Panasonic HC-X900 Camcorder Review$1,199.00
For the most part, the new VW-CLT2 lens converter looks just like its predecessor (the aptly named VW-CLT1). You can find a few adjustments if you look close, however. Panasonic changed the locking mechanism on the new converter, and it does actually make a huge difference when it comes time to attach the conversion lens to the HC-X900M. Instead of a screwy tightening system like Panasonic had on the VW-CLT1, the new converter uses a simply locking switch. So, you just put the lens in place, then flip the lock switch to the other side. Voila! Your lens converter is now attached.
Since shooting 3D video with the X900 requires the optional 3D lens converter, the camcorder does require a bit of calibration before 3D recording may commence. The calibration options for the conversion lens are very similar to the previous VW-CLT1 that could be used with the HDC-TM900 camcorder, but Panasonic did tweak the settings a bit to smooth out the calibration process. The camcorder now will automatically detect when calibration settings are correct, and you no longer have to manually calibrate the image overlay that produces the 3D effect. So, the calibration process is a bit easier than on previous Panasonics, but it's still more of a challenge than 3D camcorders with built-in dual lens systems.

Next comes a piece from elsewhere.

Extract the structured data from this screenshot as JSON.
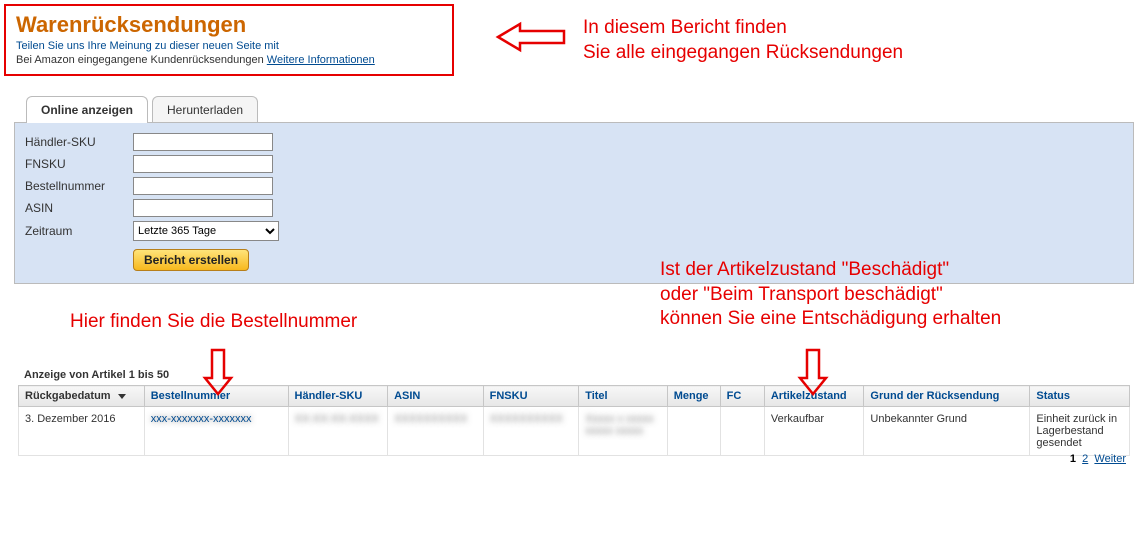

Panasonic added a bunch of new controls and features for 3D recording with the HC-X900M. With the new camcorder you can control white balance, shutter speed, aperture, and gain when shooting 3D video—just like you can for 2D recording. The only area where you are more limited compared to 2D recording is with zoom and focus. There's no manual focus option when the 3D lens is attached and the X900M offers a sad 1.5x digital zoom in 3D mode (and no optical zoom). Additionally, you can use scene modes, pre-record, and the camcorder's iA auto mode for 3D recording as well.
The other big addition is the new AVCHD 3D record mode on the camcorder, which should offer higher-quality 3D video recordings than Panasonic's previous 3D mode (called side-by-side 3D). The new AVCHD 3D method of recording utilizes more pixels than side-by-side 3D, but it still fails to record "double Full HD" 3D video like Sony and JVC can claim on their 3D camcorders (the HDR-TD10 and the GS-TD1). The HC-X900M still has the option of recording side-by-side 3D video, but we wouldn't recommend using it. The AVCHD 3D mode records higher-quality video and it uses a more universal compression system than the side-by-side option.
The HC-X900M is Panasonic's first camcorder with a glasses-free 3D LCD, as last year's TM900 featured a regular 2D screen. What this means is that you can review 3D videos shot with the X900 (using the optional conversion lens) right on the camcorder itself. We should warn you, however, the 3D effect on the LCD is lousy at best—just like the 3D view we've seen on all glasses-free 3D LCDs (the Sony HDR-TD10 and JVC GS-TD1 3D camcorders included). Your 3D videos will look far better when viewed on a regular 3D HDTV, but they're still very expensive.